Who knew such delicate things could spit such necromancy,
I mean a wedding dress in a basement. It breathed
through its plastic skin, coated with a layer
of dust and asbestos. Plaster it bore
dropped from stubborn beams, gypsum
from an old ceiling, shaken out
with the carefulness of grudgework
in a small town with straightjacket lives,
by all those muffled earthquakes, tinny years.
Heavy shoes walked over a headless ghost
whose waist or wait would never give an iota.
From an old heaven above, where they lived,
or rather its underside, erosion below their feet,
gerrymandering ceiling of cracks, it took
its look like history. Something old: a recoil
of a gun, dream-kicking the observer
back to an age that pretended gilding,
whose women would often hang
waiting their whole lives, as if the stars
moved them on tracks like figures
in a medieval clock.  Drugged.
The dress had weirdly hung its promise
of nearly royal treatment in whose
snailshell years beyond knowing:
did it come true? Something new:
a shuddering sense of someone
buried alive down there, breathing,
starving for life, waiting to emerge,
a boil under Alencon lace and seed pearls
still weirdly optimistic, young,
something like a paper doll
whose child died a century ago
wanting you, wanting anyone,
an invitation to undo, redo.
Its own dead body was no concern
to its ambition, its (              ) form.
Something borrowed: a ghost in you,
the observer underground,
dust-smocked Orpheus,
uphill, suddenly, just to breathe.
Something blue: a light switch
popped its tongue like a witch
as I reversed in a spell
out of the past
by walking backwards
up nobody’s rickety stairs,
out of the dark
and its hopes.

Her Husband, Who Lives in Bars

A spaniel runs through a field
of wildflowers, purple, white lace and goldenrod,
and it is nobody’s dog
and doesn’t even know it is Tuesday
or that it is now called “missing,”
though it intends to return
to the arms of the one it loves,
and plant a sloppy kiss
on an angry mouth,

the dog solution to everything.

Gorillas

A frustrated man in an unhappy marriage traded in his wife for a gorilla.

It was a male gorilla, but the man put it in a truly vavoom pink polka dot dress, put makeup on its face, and placed a smart, pink toque on its head.
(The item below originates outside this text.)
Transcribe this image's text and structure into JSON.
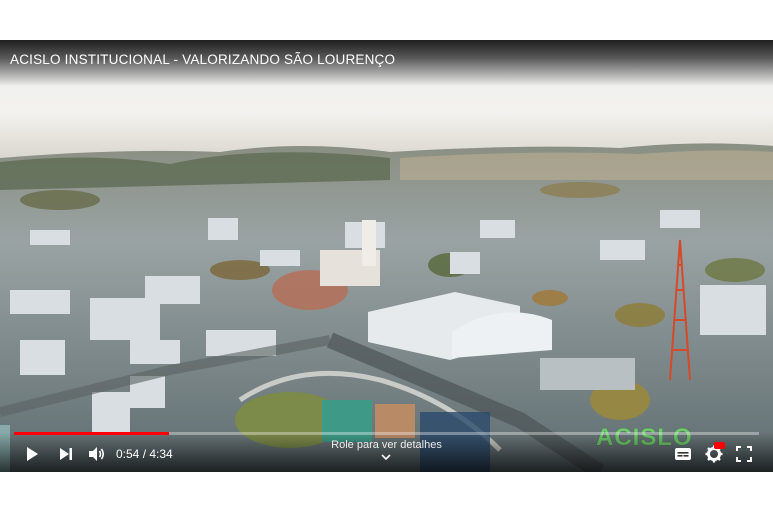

The he took the gorilla out, everywhere, just as he had been accustomed to do with his wife.

The man was able to take the lead when they walked together and even steer this “ship of two,” and the gorilla didn’t run away from him in the stores to look at clothing or jewelry or other shiny things such as would formerly happen with his wife.

The man was now able to speak first. He was able to speak as much as he wanted also. But he didn’t know how to speak first and the gorilla couldn’t speak, so they went everywhere together in total silence.

Other men in shopping malls would see the man and his gorilla walking together, the man’s right arm wrapped around the hairy, left arm of his companion in a somewhat forceful, proprietary manner, and use this example, this object lesson, to demean the wives or girlfriends walking beside them.

“She might not be much to look at,” they would say while staring directly into their partners’ faces with the searchlight of an unstated accusation, “but just look at how well he’s got her trained.”

And then the wives or girlfriends would look at the sarcastic, smug expressions on the faces of their husbands or boyfriends and immediately think about replacing them with gorillas.